More good news: The IRS has confirmed that heavy SUVs qualify for the aforementioned depreciation tax breaks whether they are built on a truck chassis or an auto chassis. So heavy crossovers qualify if they are used over 50% for business. Source: IRS Chief Counsel Advice (CCA) 201138048.

Now for the caveats

Needless to say, the favorable depreciation rules for heavy vehicles come with limits. Here are the ones that are most likely to apply.

First, your Section 179 deduction cannot exceed your aggregate net business taxable income (calculated before the Section 179 write-off). However, if you operate as a sole proprietorship, or as a single-member LLC treated as a sole proprietorship for tax purposes, you can count any wages that you earn as an employee as additional business income. If you are married and file jointly, you can also count your spouse’s earnings from employment as well as any self-employment income that he or she may earn. These loopholes reduce the odds that you’ll be hurt by the net business income limitation.

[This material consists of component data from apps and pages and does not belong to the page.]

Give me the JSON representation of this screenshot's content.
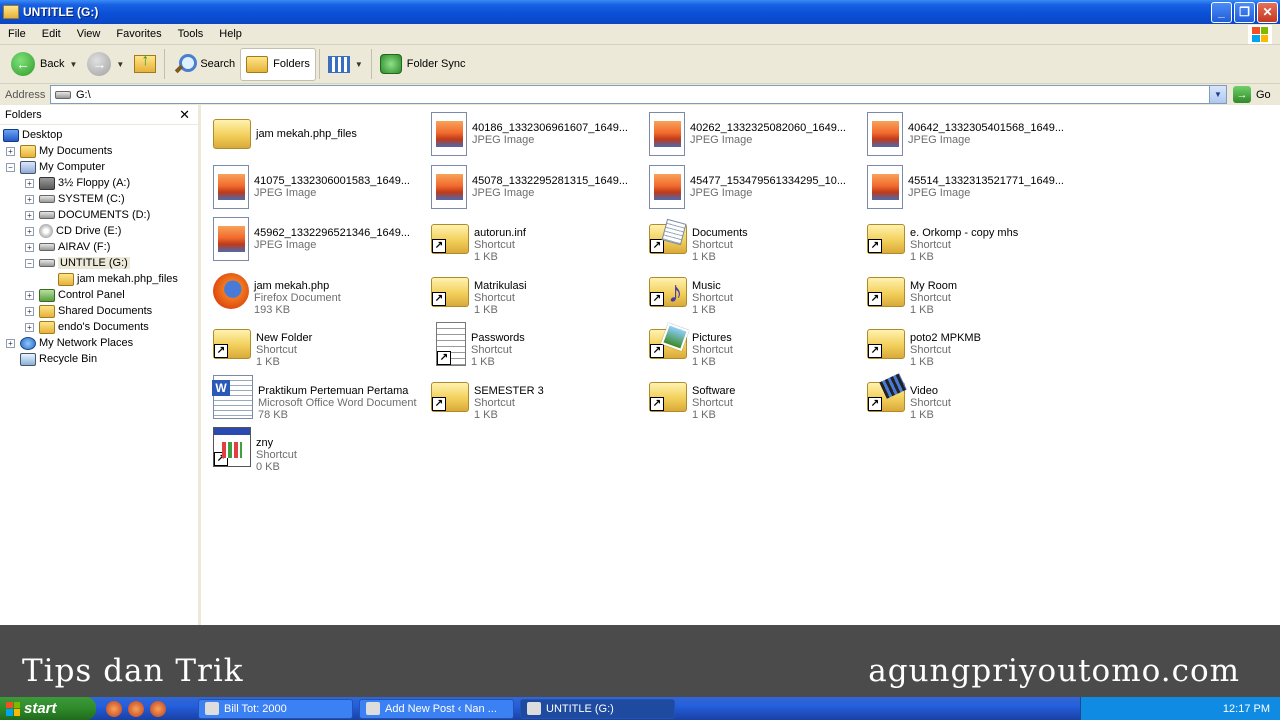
{
  "window": {
    "title": "UNTITLE (G:)"
  },
  "menu": [
    "File",
    "Edit",
    "View",
    "Favorites",
    "Tools",
    "Help"
  ],
  "toolbar": {
    "back": "Back",
    "search": "Search",
    "folders": "Folders",
    "folder_sync": "Folder Sync"
  },
  "address": {
    "label": "Address",
    "value": "G:\\",
    "go": "Go"
  },
  "folders_pane": {
    "title": "Folders",
    "tree": [
      {
        "label": "Desktop",
        "icon": "desktop-icon",
        "indent": 0,
        "expander": ""
      },
      {
        "label": "My Documents",
        "icon": "my-documents-icon",
        "indent": 1,
        "expander": "+"
      },
      {
        "label": "My Computer",
        "icon": "computer-icon",
        "indent": 1,
        "expander": "−"
      },
      {
        "label": "3½ Floppy (A:)",
        "icon": "floppy-icon",
        "indent": 2,
        "expander": "+"
      },
      {
        "label": "SYSTEM (C:)",
        "icon": "drive-icon",
        "indent": 2,
        "expander": "+"
      },
      {
        "label": "DOCUMENTS (D:)",
        "icon": "drive-icon",
        "indent": 2,
        "expander": "+"
      },
      {
        "label": "CD Drive (E:)",
        "icon": "cd-icon",
        "indent": 2,
        "expander": "+"
      },
      {
        "label": "AIRAV (F:)",
        "icon": "drive-icon",
        "indent": 2,
        "expander": "+"
      },
      {
        "label": "UNTITLE (G:)",
        "icon": "drive-icon",
        "indent": 2,
        "expander": "−",
        "selected": true
      },
      {
        "label": "jam mekah.php_files",
        "icon": "folder-icon",
        "indent": 3,
        "expander": ""
      },
      {
        "label": "Control Panel",
        "icon": "control-panel-icon",
        "indent": 2,
        "expander": "+"
      },
      {
        "label": "Shared Documents",
        "icon": "folder-icon",
        "indent": 2,
        "expander": "+"
      },
      {
        "label": "endo's Documents",
        "icon": "folder-icon",
        "indent": 2,
        "expander": "+"
      },
      {
        "label": "My Network Places",
        "icon": "network-icon",
        "indent": 1,
        "expander": "+"
      },
      {
        "label": "Recycle Bin",
        "icon": "recycle-bin-icon",
        "indent": 1,
        "expander": ""
      }
    ]
  },
  "files": [
    {
      "name": "jam mekah.php_files",
      "type": "",
      "size": "",
      "icon": "folder",
      "shortcut": false
    },
    {
      "name": "40186_1332306961607_1649...",
      "type": "JPEG Image",
      "size": "",
      "icon": "jpeg",
      "shortcut": false
    },
    {
      "name": "40262_1332325082060_1649...",
      "type": "JPEG Image",
      "size": "",
      "icon": "jpeg",
      "shortcut": false
    },
    {
      "name": "40642_1332305401568_1649...",
      "type": "JPEG Image",
      "size": "",
      "icon": "jpeg",
      "shortcut": false
    },
    {
      "name": "41075_1332306001583_1649...",
      "type": "JPEG Image",
      "size": "",
      "icon": "jpeg",
      "shortcut": false
    },
    {
      "name": "45078_1332295281315_1649...",
      "type": "JPEG Image",
      "size": "",
      "icon": "jpeg",
      "shortcut": false
    },
    {
      "name": "45477_153479561334295_10...",
      "type": "JPEG Image",
      "size": "",
      "icon": "jpeg",
      "shortcut": false
    },
    {
      "name": "45514_1332313521771_1649...",
      "type": "JPEG Image",
      "size": "",
      "icon": "jpeg",
      "shortcut": false
    },
    {
      "name": "45962_1332296521346_1649...",
      "type": "JPEG Image",
      "size": "",
      "icon": "jpeg",
      "shortcut": false
    },
    {
      "name": "autorun.inf",
      "type": "Shortcut",
      "size": "1 KB",
      "icon": "folder",
      "shortcut": true
    },
    {
      "name": "Documents",
      "type": "Shortcut",
      "size": "1 KB",
      "icon": "docs",
      "shortcut": true
    },
    {
      "name": "e. Orkomp - copy mhs",
      "type": "Shortcut",
      "size": "1 KB",
      "icon": "folder",
      "shortcut": true
    },
    {
      "name": "jam mekah.php",
      "type": "Firefox Document",
      "size": "193 KB",
      "icon": "firefox",
      "shortcut": false
    },
    {
      "name": "Matrikulasi",
      "type": "Shortcut",
      "size": "1 KB",
      "icon": "folder",
      "shortcut": true
    },
    {
      "name": "Music",
      "type": "Shortcut",
      "size": "1 KB",
      "icon": "music",
      "shortcut": true
    },
    {
      "name": "My Room",
      "type": "Shortcut",
      "size": "1 KB",
      "icon": "folder",
      "shortcut": true
    },
    {
      "name": "New Folder",
      "type": "Shortcut",
      "size": "1 KB",
      "icon": "folder",
      "shortcut": true
    },
    {
      "name": "Passwords",
      "type": "Shortcut",
      "size": "1 KB",
      "icon": "notepad",
      "shortcut": true
    },
    {
      "name": "Pictures",
      "type": "Shortcut",
      "size": "1 KB",
      "icon": "pictures",
      "shortcut": true
    },
    {
      "name": "poto2 MPKMB",
      "type": "Shortcut",
      "size": "1 KB",
      "icon": "folder",
      "shortcut": true
    },
    {
      "name": "Praktikum Pertemuan Pertama",
      "type": "Microsoft Office Word Document",
      "size": "78 KB",
      "icon": "word",
      "shortcut": false
    },
    {
      "name": "SEMESTER 3",
      "type": "Shortcut",
      "size": "1 KB",
      "icon": "folder",
      "shortcut": true
    },
    {
      "name": "Software",
      "type": "Shortcut",
      "size": "1 KB",
      "icon": "folder",
      "shortcut": true
    },
    {
      "name": "Video",
      "type": "Shortcut",
      "size": "1 KB",
      "icon": "video",
      "shortcut": true
    },
    {
      "name": "zny",
      "type": "Shortcut",
      "size": "0 KB",
      "icon": "app",
      "shortcut": true
    }
  ],
  "banner": {
    "left": "Tips dan Trik",
    "right": "agungpriyoutomo.com"
  },
  "taskbar": {
    "start": "start",
    "tasks": [
      {
        "label": "Bill Tot: 2000",
        "active": false
      },
      {
        "label": "Add New Post ‹ Nan ...",
        "active": false
      },
      {
        "label": "UNTITLE (G:)",
        "active": true
      }
    ],
    "clock": "12:17 PM"
  }
}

If you operate as a partnership, multi-member LLC, or corporation, special rules apply. So consult your tax adviser about how to take full advantage of the depreciation breaks for heavy business vehicles in your situation.

In the five tax years following the year that you put your heavy vehicle into service, the business-use percentage must continue to exceed 50%. Otherwise, you run afoul of “recapture” rules that will force you to add back some of your previous depreciation write-offs into your taxable income. So to fully cash in on the aforementioned depreciation breaks, you must be committed to using the vehicle mainly for business for at least six years.

The bottom line

As things now stand, the heavy vehicle depreciation breaks I’ve outlined here are “permanent” features of our beloved Internal Revenue Code. But nothing is really permanent when it comes to taxes. Depending on how this year’s elections turn out, much less favorable rules could apply in future years. So you might want to get your heavy vehicle purchase done before year-end.